## [Task statement]
All of the entries should be returned without a single change.

## [App and web page records]
□ □ □ □

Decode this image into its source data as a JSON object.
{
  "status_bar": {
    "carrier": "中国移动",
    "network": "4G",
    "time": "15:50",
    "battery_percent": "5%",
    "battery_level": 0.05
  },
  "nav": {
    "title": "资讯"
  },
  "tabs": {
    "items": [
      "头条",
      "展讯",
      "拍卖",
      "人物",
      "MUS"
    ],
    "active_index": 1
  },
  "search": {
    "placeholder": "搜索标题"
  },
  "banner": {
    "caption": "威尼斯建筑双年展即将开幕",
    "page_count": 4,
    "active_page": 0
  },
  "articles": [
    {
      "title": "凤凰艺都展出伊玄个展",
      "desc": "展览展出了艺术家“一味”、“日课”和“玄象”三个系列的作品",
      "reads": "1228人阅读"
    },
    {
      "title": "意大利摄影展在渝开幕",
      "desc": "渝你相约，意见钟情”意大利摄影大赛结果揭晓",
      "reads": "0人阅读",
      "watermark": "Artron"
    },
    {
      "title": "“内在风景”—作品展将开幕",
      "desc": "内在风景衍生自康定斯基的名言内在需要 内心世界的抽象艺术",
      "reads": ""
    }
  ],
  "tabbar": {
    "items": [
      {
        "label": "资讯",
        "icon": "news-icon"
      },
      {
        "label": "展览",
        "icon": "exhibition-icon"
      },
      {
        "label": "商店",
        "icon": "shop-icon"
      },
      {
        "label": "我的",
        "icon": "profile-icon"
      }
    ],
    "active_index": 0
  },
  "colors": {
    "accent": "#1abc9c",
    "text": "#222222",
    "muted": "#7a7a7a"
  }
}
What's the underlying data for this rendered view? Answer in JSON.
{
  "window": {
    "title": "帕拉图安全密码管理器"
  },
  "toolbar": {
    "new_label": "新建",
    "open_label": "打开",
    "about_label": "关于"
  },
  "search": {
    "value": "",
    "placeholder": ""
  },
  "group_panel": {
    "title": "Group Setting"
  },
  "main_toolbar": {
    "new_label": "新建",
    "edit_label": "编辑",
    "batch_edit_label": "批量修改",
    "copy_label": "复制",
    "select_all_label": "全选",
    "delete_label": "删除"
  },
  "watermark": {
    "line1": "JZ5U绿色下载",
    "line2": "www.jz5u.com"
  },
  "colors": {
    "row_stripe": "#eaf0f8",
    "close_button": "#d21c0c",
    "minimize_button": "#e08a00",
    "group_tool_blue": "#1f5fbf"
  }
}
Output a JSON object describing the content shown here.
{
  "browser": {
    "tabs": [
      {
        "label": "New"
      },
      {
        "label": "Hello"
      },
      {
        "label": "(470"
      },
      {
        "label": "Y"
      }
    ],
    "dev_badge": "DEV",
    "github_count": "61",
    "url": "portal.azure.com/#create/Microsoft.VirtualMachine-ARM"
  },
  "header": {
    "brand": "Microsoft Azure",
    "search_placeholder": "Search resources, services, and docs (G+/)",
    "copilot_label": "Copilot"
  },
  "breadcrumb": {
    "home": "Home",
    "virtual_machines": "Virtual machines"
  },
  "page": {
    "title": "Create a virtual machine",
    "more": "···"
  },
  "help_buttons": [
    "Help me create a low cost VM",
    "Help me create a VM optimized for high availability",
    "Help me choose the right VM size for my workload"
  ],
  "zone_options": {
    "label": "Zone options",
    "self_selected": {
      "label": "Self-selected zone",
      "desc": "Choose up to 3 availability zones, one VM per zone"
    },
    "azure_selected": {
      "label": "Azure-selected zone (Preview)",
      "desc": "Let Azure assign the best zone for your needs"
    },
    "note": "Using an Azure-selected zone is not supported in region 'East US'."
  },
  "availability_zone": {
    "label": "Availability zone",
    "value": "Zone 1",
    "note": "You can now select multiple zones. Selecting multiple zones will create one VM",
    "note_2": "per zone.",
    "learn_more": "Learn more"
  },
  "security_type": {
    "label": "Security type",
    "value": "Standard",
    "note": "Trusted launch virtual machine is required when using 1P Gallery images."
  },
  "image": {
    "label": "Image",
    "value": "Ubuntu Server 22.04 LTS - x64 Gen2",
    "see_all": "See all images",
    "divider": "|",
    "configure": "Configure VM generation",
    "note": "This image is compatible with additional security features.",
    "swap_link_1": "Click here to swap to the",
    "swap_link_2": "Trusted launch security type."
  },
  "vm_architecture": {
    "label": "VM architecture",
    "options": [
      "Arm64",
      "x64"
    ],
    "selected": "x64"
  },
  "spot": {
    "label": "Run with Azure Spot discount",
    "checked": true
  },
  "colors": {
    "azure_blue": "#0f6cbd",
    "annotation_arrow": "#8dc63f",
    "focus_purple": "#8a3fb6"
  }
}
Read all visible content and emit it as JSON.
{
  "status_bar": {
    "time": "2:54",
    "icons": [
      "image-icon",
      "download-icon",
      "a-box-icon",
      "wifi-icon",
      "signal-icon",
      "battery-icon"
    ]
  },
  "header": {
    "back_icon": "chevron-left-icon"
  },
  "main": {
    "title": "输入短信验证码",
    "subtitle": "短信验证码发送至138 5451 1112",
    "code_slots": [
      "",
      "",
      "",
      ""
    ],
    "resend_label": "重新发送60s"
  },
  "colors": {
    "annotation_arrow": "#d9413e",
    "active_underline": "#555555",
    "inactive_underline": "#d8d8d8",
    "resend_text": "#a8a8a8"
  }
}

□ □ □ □

## [Exercise response]
Decode this image into its source data as a JSON object.
{
  "status_bar": {
    "carrier": "中国移动",
    "network": "4G",
    "time": "15:50",
    "battery_percent": "5%",
    "battery_level": 0.05
  },
  "nav": {
    "title": "资讯"
  },
  "tabs": {
    "items": [
      "头条",
      "展讯",
      "拍卖",
      "人物",
      "MUS"
    ],
    "active_index": 1
  },
  "search": {
    "placeholder": "搜索标题"
  },
  "banner": {
    "caption": "威尼斯建筑双年展即将开幕",
    "page_count": 4,
    "active_page": 0
  },
  "articles": [
    {
      "title": "凤凰艺都展出伊玄个展",
      "desc": "展览展出了艺术家“一味”、“日课”和“玄象”三个系列的作品",
      "reads": "1228人阅读"
    },
    {
      "title": "意大利摄影展在渝开幕",
      "desc": "渝你相约，意见钟情”意大利摄影大赛结果揭晓",
      "reads": "0人阅读",
      "watermark": "Artron"
    },
    {
      "title": "“内在风景”—作品展将开幕",
      "desc": "内在风景衍生自康定斯基的名言内在需要 内心世界的抽象艺术",
      "reads": ""
    }
  ],
  "tabbar": {
    "items": [
      {
        "label": "资讯",
        "icon": "news-icon"
      },
      {
        "label": "展览",
        "icon": "exhibition-icon"
      },
      {
        "label": "商店",
        "icon": "shop-icon"
      },
      {
        "label": "我的",
        "icon": "profile-icon"
      }
    ],
    "active_index": 0
  },
  "colors": {
    "accent": "#1abc9c",
    "text": "#222222",
    "muted": "#7a7a7a"
  }
}
What's the underlying data for this rendered view? Answer in JSON.
{
  "window": {
    "title": "帕拉图安全密码管理器"
  },
  "toolbar": {
    "new_label": "新建",
    "open_label": "打开",
    "about_label": "关于"
  },
  "search": {
    "value": "",
    "placeholder": ""
  },
  "group_panel": {
    "title": "Group Setting"
  },
  "main_toolbar": {
    "new_label": "新建",
    "edit_label": "编辑",
    "batch_edit_label": "批量修改",
    "copy_label": "复制",
    "select_all_label": "全选",
    "delete_label": "删除"
  },
  "watermark": {
    "line1": "JZ5U绿色下载",
    "line2": "www.jz5u.com"
  },
  "colors": {
    "row_stripe": "#eaf0f8",
    "close_button": "#d21c0c",
    "minimize_button": "#e08a00",
    "group_tool_blue": "#1f5fbf"
  }
}
Output a JSON object describing the content shown here.
{
  "browser": {
    "tabs": [
      {
        "label": "New"
      },
      {
        "label": "Hello"
      },
      {
        "label": "(470"
      },
      {
        "label": "Y"
      }
    ],
    "dev_badge": "DEV",
    "github_count": "61",
    "url": "portal.azure.com/#create/Microsoft.VirtualMachine-ARM"
  },
  "header": {
    "brand": "Microsoft Azure",
    "search_placeholder": "Search resources, services, and docs (G+/)",
    "copilot_label": "Copilot"
  },
  "breadcrumb": {
    "home": "Home",
    "virtual_machines": "Virtual machines"
  },
  "page": {
    "title": "Create a virtual machine",
    "more": "···"
  },
  "help_buttons": [
    "Help me create a low cost VM",
    "Help me create a VM optimized for high availability",
    "Help me choose the right VM size for my workload"
  ],
  "zone_options": {
    "label": "Zone options",
    "self_selected": {
      "label": "Self-selected zone",
      "desc": "Choose up to 3 availability zones, one VM per zone"
    },
    "azure_selected": {
      "label": "Azure-selected zone (Preview)",
      "desc": "Let Azure assign the best zone for your needs"
    },
    "note": "Using an Azure-selected zone is not supported in region 'East US'."
  },
  "availability_zone": {
    "label": "Availability zone",
    "value": "Zone 1",
    "note": "You can now select multiple zones. Selecting multiple zones will create one VM",
    "note_2": "per zone.",
    "learn_more": "Learn more"
  },
  "security_type": {
    "label": "Security type",
    "value": "Standard",
    "note": "Trusted launch virtual machine is required when using 1P Gallery images."
  },
  "image": {
    "label": "Image",
    "value": "Ubuntu Server 22.04 LTS - x64 Gen2",
    "see_all": "See all images",
    "divider": "|",
    "configure": "Configure VM generation",
    "note": "This image is compatible with additional security features.",
    "swap_link_1": "Click here to swap to the",
    "swap_link_2": "Trusted launch security type."
  },
  "vm_architecture": {
    "label": "VM architecture",
    "options": [
      "Arm64",
      "x64"
    ],
    "selected": "x64"
  },
  "spot": {
    "label": "Run with Azure Spot discount",
    "checked": true
  },
  "colors": {
    "azure_blue": "#0f6cbd",
    "annotation_arrow": "#8dc63f",
    "focus_purple": "#8a3fb6"
  }
}
Read all visible content and emit it as JSON.
{
  "status_bar": {
    "time": "2:54",
    "icons": [
      "image-icon",
      "download-icon",
      "a-box-icon",
      "wifi-icon",
      "signal-icon",
      "battery-icon"
    ]
  },
  "header": {
    "back_icon": "chevron-left-icon"
  },
  "main": {
    "title": "输入短信验证码",
    "subtitle": "短信验证码发送至138 5451 1112",
    "code_slots": [
      "",
      "",
      "",
      ""
    ],
    "resend_label": "重新发送60s"
  },
  "colors": {
    "annotation_arrow": "#d9413e",
    "active_underline": "#555555",
    "inactive_underline": "#d8d8d8",
    "resend_text": "#a8a8a8"
  }
}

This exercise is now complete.